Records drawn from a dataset
►

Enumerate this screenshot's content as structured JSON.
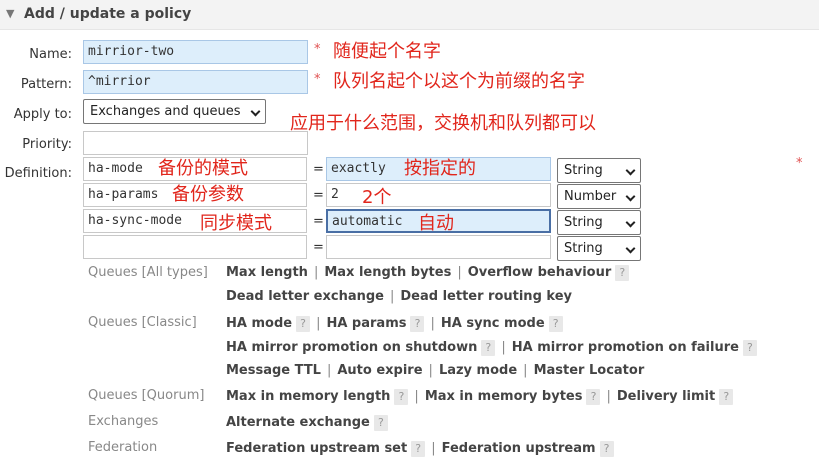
{
  "header": {
    "title": "Add / update a policy",
    "toggle_icon": "triangle-down-icon"
  },
  "form": {
    "name_label": "Name:",
    "name_value": "mirrior-two",
    "name_star": "*",
    "name_note": "随便起个名字",
    "pattern_label": "Pattern:",
    "pattern_value": "^mirrior",
    "pattern_star": "*",
    "pattern_note": "队列名起个以这个为前缀的名字",
    "apply_label": "Apply to:",
    "apply_value": "Exchanges and queues",
    "apply_note": "应用于什么范围，交换机和队列都可以",
    "priority_label": "Priority:",
    "priority_value": "",
    "definition_label": "Definition:",
    "definition_star": "*",
    "definition_rows": [
      {
        "key": "ha-mode",
        "key_note": "备份的模式",
        "eq": "=",
        "value": "exactly",
        "value_note": "按指定的",
        "type": "String"
      },
      {
        "key": "ha-params",
        "key_note": "备份参数",
        "eq": "=",
        "value": "2",
        "value_note": "2个",
        "type": "Number"
      },
      {
        "key": "ha-sync-mode",
        "key_note": "同步模式",
        "eq": "=",
        "value": "automatic",
        "value_note": "自动",
        "type": "String"
      },
      {
        "key": "",
        "key_note": "",
        "eq": "=",
        "value": "",
        "value_note": "",
        "type": "String"
      }
    ]
  },
  "help": {
    "sep": "|",
    "q": "?",
    "queues_all": {
      "label": "Queues [All types]",
      "line1": [
        "Max length",
        "Max length bytes",
        "Overflow behaviour"
      ],
      "line2": [
        "Dead letter exchange",
        "Dead letter routing key"
      ]
    },
    "queues_classic": {
      "label": "Queues [Classic]",
      "line1": [
        "HA mode",
        "HA params",
        "HA sync mode"
      ],
      "line2": [
        "HA mirror promotion on shutdown",
        "HA mirror promotion on failure"
      ],
      "line3": [
        "Message TTL",
        "Auto expire",
        "Lazy mode",
        "Master Locator"
      ]
    },
    "queues_quorum": {
      "label": "Queues [Quorum]",
      "line1": [
        "Max in memory length",
        "Max in memory bytes",
        "Delivery limit"
      ]
    },
    "exchanges": {
      "label": "Exchanges",
      "line1": [
        "Alternate exchange"
      ]
    },
    "federation": {
      "label": "Federation",
      "line1": [
        "Federation upstream set",
        "Federation upstream"
      ]
    }
  }
}
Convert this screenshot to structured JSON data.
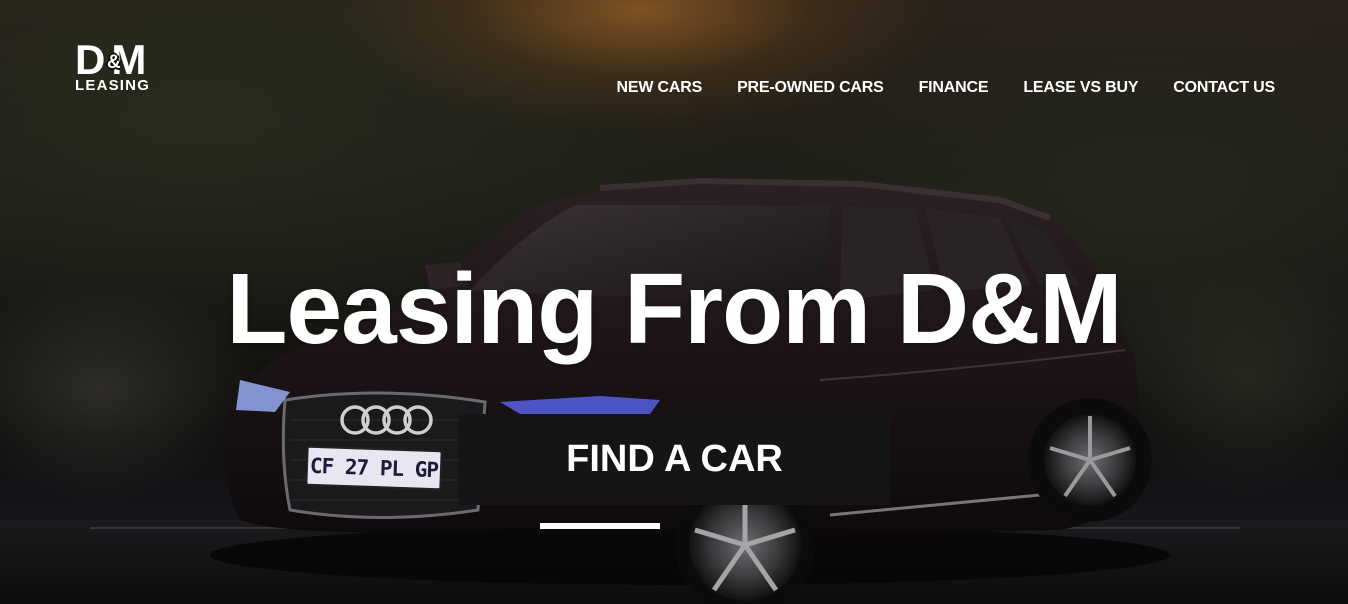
{
  "brand": {
    "logo_main_left": "D",
    "logo_amp": "&",
    "logo_main_right": "M",
    "logo_sub": "LEASING"
  },
  "nav": {
    "items": [
      {
        "label": "NEW CARS"
      },
      {
        "label": "PRE-OWNED CARS"
      },
      {
        "label": "FINANCE"
      },
      {
        "label": "LEASE VS BUY"
      },
      {
        "label": "CONTACT US"
      }
    ]
  },
  "hero": {
    "headline": "Leasing From D&M",
    "cta_label": "FIND A CAR",
    "license_plate": "CF 27 PL GP"
  },
  "colors": {
    "text": "#ffffff",
    "cta_background": "#151515",
    "accent_bar": "#ffffff"
  }
}
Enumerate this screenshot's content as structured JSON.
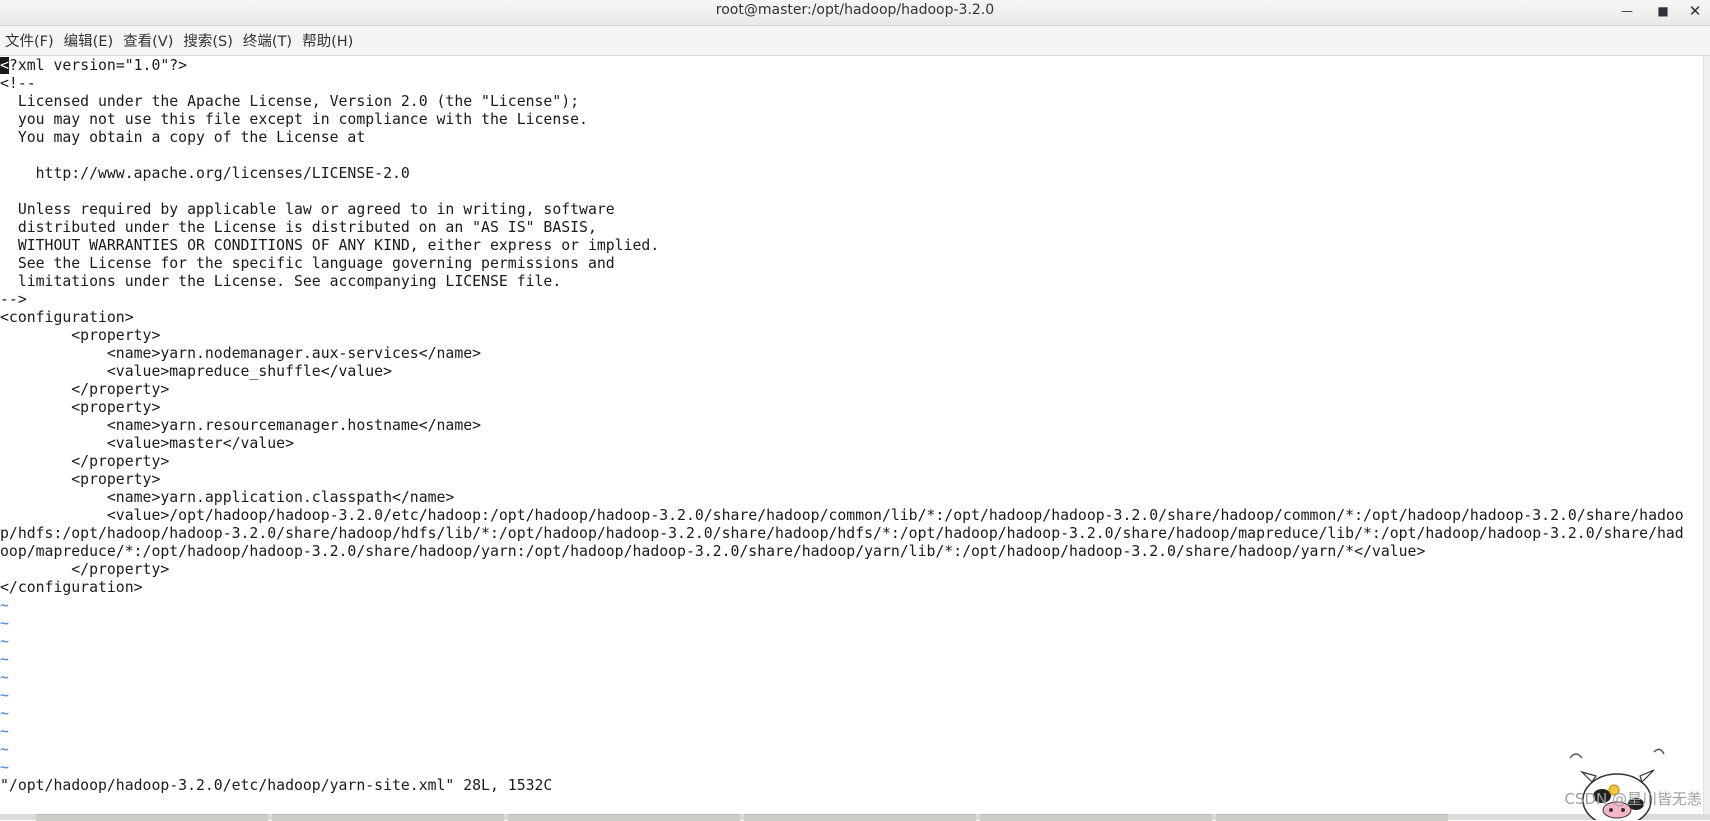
{
  "window": {
    "title": "root@master:/opt/hadoop/hadoop-3.2.0",
    "minimize_icon": "minimize-icon",
    "maximize_icon": "maximize-icon",
    "close_icon": "close-icon"
  },
  "menu": [
    {
      "label": "文件(F)"
    },
    {
      "label": "编辑(E)"
    },
    {
      "label": "查看(V)"
    },
    {
      "label": "搜索(S)"
    },
    {
      "label": "终端(T)"
    },
    {
      "label": "帮助(H)"
    }
  ],
  "editor": {
    "lines": [
      {
        "text": "?xml version=\"1.0\"?>"
      },
      {
        "text": "<!--"
      },
      {
        "text": "  Licensed under the Apache License, Version 2.0 (the \"License\");"
      },
      {
        "text": "  you may not use this file except in compliance with the License."
      },
      {
        "text": "  You may obtain a copy of the License at"
      },
      {
        "text": ""
      },
      {
        "text": "    http://www.apache.org/licenses/LICENSE-2.0"
      },
      {
        "text": ""
      },
      {
        "text": "  Unless required by applicable law or agreed to in writing, software"
      },
      {
        "text": "  distributed under the License is distributed on an \"AS IS\" BASIS,"
      },
      {
        "text": "  WITHOUT WARRANTIES OR CONDITIONS OF ANY KIND, either express or implied."
      },
      {
        "text": "  See the License for the specific language governing permissions and"
      },
      {
        "text": "  limitations under the License. See accompanying LICENSE file."
      },
      {
        "text": "-->"
      },
      {
        "text": "<configuration>"
      },
      {
        "text": "        <property>"
      },
      {
        "text": "            <name>yarn.nodemanager.aux-services</name>"
      },
      {
        "text": "            <value>mapreduce_shuffle</value>"
      },
      {
        "text": "        </property>"
      },
      {
        "text": "        <property>"
      },
      {
        "text": "            <name>yarn.resourcemanager.hostname</name>"
      },
      {
        "text": "            <value>master</value>"
      },
      {
        "text": "        </property>"
      },
      {
        "text": "        <property>"
      },
      {
        "text": "            <name>yarn.application.classpath</name>"
      },
      {
        "text": "            <value>/opt/hadoop/hadoop-3.2.0/etc/hadoop:/opt/hadoop/hadoop-3.2.0/share/hadoop/common/lib/*:/opt/hadoop/hadoop-3.2.0/share/hadoop/common/*:/opt/hadoop/hadoop-3.2.0/share/hadoo"
      },
      {
        "text": "p/hdfs:/opt/hadoop/hadoop-3.2.0/share/hadoop/hdfs/lib/*:/opt/hadoop/hadoop-3.2.0/share/hadoop/hdfs/*:/opt/hadoop/hadoop-3.2.0/share/hadoop/mapreduce/lib/*:/opt/hadoop/hadoop-3.2.0/share/had"
      },
      {
        "text": "oop/mapreduce/*:/opt/hadoop/hadoop-3.2.0/share/hadoop/yarn:/opt/hadoop/hadoop-3.2.0/share/hadoop/yarn/lib/*:/opt/hadoop/hadoop-3.2.0/share/hadoop/yarn/*</value>"
      },
      {
        "text": "        </property>"
      },
      {
        "text": "</configuration>"
      }
    ],
    "cursor_char": "<",
    "tilde": "~",
    "tilde_count": 10,
    "status_line": "\"/opt/hadoop/hadoop-3.2.0/etc/hadoop/yarn-site.xml\" 28L, 1532C"
  },
  "watermark": "CSDN @星川皆无恙",
  "colors": {
    "tilde": "#3d7fd6",
    "text": "#1a1a1a",
    "background": "#ffffff"
  }
}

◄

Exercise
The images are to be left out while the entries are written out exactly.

Answer below
Enumerate this screenshot's content as structured JSON.
{
  "header": {
    "title": "Add / update a policy",
    "toggle_icon": "triangle-down-icon"
  },
  "form": {
    "name_label": "Name:",
    "name_value": "mirrior-two",
    "name_star": "*",
    "name_note": "随便起个名字",
    "pattern_label": "Pattern:",
    "pattern_value": "^mirrior",
    "pattern_star": "*",
    "pattern_note": "队列名起个以这个为前缀的名字",
    "apply_label": "Apply to:",
    "apply_value": "Exchanges and queues",
    "apply_note": "应用于什么范围，交换机和队列都可以",
    "priority_label": "Priority:",
    "priority_value": "",
    "definition_label": "Definition:",
    "definition_star": "*",
    "definition_rows": [
      {
        "key": "ha-mode",
        "key_note": "备份的模式",
        "eq": "=",
        "value": "exactly",
        "value_note": "按指定的",
        "type": "String"
      },
      {
        "key": "ha-params",
        "key_note": "备份参数",
        "eq": "=",
        "value": "2",
        "value_note": "2个",
        "type": "Number"
      },
      {
        "key": "ha-sync-mode",
        "key_note": "同步模式",
        "eq": "=",
        "value": "automatic",
        "value_note": "自动",
        "type": "String"
      },
      {
        "key": "",
        "key_note": "",
        "eq": "=",
        "value": "",
        "value_note": "",
        "type": "String"
      }
    ]
  },
  "help": {
    "sep": "|",
    "q": "?",
    "queues_all": {
      "label": "Queues [All types]",
      "line1": [
        "Max length",
        "Max length bytes",
        "Overflow behaviour"
      ],
      "line2": [
        "Dead letter exchange",
        "Dead letter routing key"
      ]
    },
    "queues_classic": {
      "label": "Queues [Classic]",
      "line1": [
        "HA mode",
        "HA params",
        "HA sync mode"
      ],
      "line2": [
        "HA mirror promotion on shutdown",
        "HA mirror promotion on failure"
      ],
      "line3": [
        "Message TTL",
        "Auto expire",
        "Lazy mode",
        "Master Locator"
      ]
    },
    "queues_quorum": {
      "label": "Queues [Quorum]",
      "line1": [
        "Max in memory length",
        "Max in memory bytes",
        "Delivery limit"
      ]
    },
    "exchanges": {
      "label": "Exchanges",
      "line1": [
        "Alternate exchange"
      ]
    },
    "federation": {
      "label": "Federation",
      "line1": [
        "Federation upstream set",
        "Federation upstream"
      ]
    }
  }
}
Convert this screenshot to structured JSON data.
{
  "brand": {
    "logo_main_left": "D",
    "logo_amp": "&",
    "logo_main_right": "M",
    "logo_sub": "LEASING"
  },
  "nav": {
    "items": [
      {
        "label": "NEW CARS"
      },
      {
        "label": "PRE-OWNED CARS"
      },
      {
        "label": "FINANCE"
      },
      {
        "label": "LEASE VS BUY"
      },
      {
        "label": "CONTACT US"
      }
    ]
  },
  "hero": {
    "headline": "Leasing From D&M",
    "cta_label": "FIND A CAR",
    "license_plate": "CF 27 PL GP"
  },
  "colors": {
    "text": "#ffffff",
    "cta_background": "#151515",
    "accent_bar": "#ffffff"
  }
}
Enumerate this screenshot's content as structured JSON.
{
  "window": {
    "title": "root@master:/opt/hadoop/hadoop-3.2.0",
    "minimize_icon": "minimize-icon",
    "maximize_icon": "maximize-icon",
    "close_icon": "close-icon"
  },
  "menu": [
    {
      "label": "文件(F)"
    },
    {
      "label": "编辑(E)"
    },
    {
      "label": "查看(V)"
    },
    {
      "label": "搜索(S)"
    },
    {
      "label": "终端(T)"
    },
    {
      "label": "帮助(H)"
    }
  ],
  "editor": {
    "lines": [
      {
        "text": "?xml version=\"1.0\"?>"
      },
      {
        "text": "<!--"
      },
      {
        "text": "  Licensed under the Apache License, Version 2.0 (the \"License\");"
      },
      {
        "text": "  you may not use this file except in compliance with the License."
      },
      {
        "text": "  You may obtain a copy of the License at"
      },
      {
        "text": ""
      },
      {
        "text": "    http://www.apache.org/licenses/LICENSE-2.0"
      },
      {
        "text": ""
      },
      {
        "text": "  Unless required by applicable law or agreed to in writing, software"
      },
      {
        "text": "  distributed under the License is distributed on an \"AS IS\" BASIS,"
      },
      {
        "text": "  WITHOUT WARRANTIES OR CONDITIONS OF ANY KIND, either express or implied."
      },
      {
        "text": "  See the License for the specific language governing permissions and"
      },
      {
        "text": "  limitations under the License. See accompanying LICENSE file."
      },
      {
        "text": "-->"
      },
      {
        "text": "<configuration>"
      },
      {
        "text": "        <property>"
      },
      {
        "text": "            <name>yarn.nodemanager.aux-services</name>"
      },
      {
        "text": "            <value>mapreduce_shuffle</value>"
      },
      {
        "text": "        </property>"
      },
      {
        "text": "        <property>"
      },
      {
        "text": "            <name>yarn.resourcemanager.hostname</name>"
      },
      {
        "text": "            <value>master</value>"
      },
      {
        "text": "        </property>"
      },
      {
        "text": "        <property>"
      },
      {
        "text": "            <name>yarn.application.classpath</name>"
      },
      {
        "text": "            <value>/opt/hadoop/hadoop-3.2.0/etc/hadoop:/opt/hadoop/hadoop-3.2.0/share/hadoop/common/lib/*:/opt/hadoop/hadoop-3.2.0/share/hadoop/common/*:/opt/hadoop/hadoop-3.2.0/share/hadoo"
      },
      {
        "text": "p/hdfs:/opt/hadoop/hadoop-3.2.0/share/hadoop/hdfs/lib/*:/opt/hadoop/hadoop-3.2.0/share/hadoop/hdfs/*:/opt/hadoop/hadoop-3.2.0/share/hadoop/mapreduce/lib/*:/opt/hadoop/hadoop-3.2.0/share/had"
      },
      {
        "text": "oop/mapreduce/*:/opt/hadoop/hadoop-3.2.0/share/hadoop/yarn:/opt/hadoop/hadoop-3.2.0/share/hadoop/yarn/lib/*:/opt/hadoop/hadoop-3.2.0/share/hadoop/yarn/*</value>"
      },
      {
        "text": "        </property>"
      },
      {
        "text": "</configuration>"
      }
    ],
    "cursor_char": "<",
    "tilde": "~",
    "tilde_count": 10,
    "status_line": "\"/opt/hadoop/hadoop-3.2.0/etc/hadoop/yarn-site.xml\" 28L, 1532C"
  },
  "watermark": "CSDN @星川皆无恙",
  "colors": {
    "tilde": "#3d7fd6",
    "text": "#1a1a1a",
    "background": "#ffffff"
  }
}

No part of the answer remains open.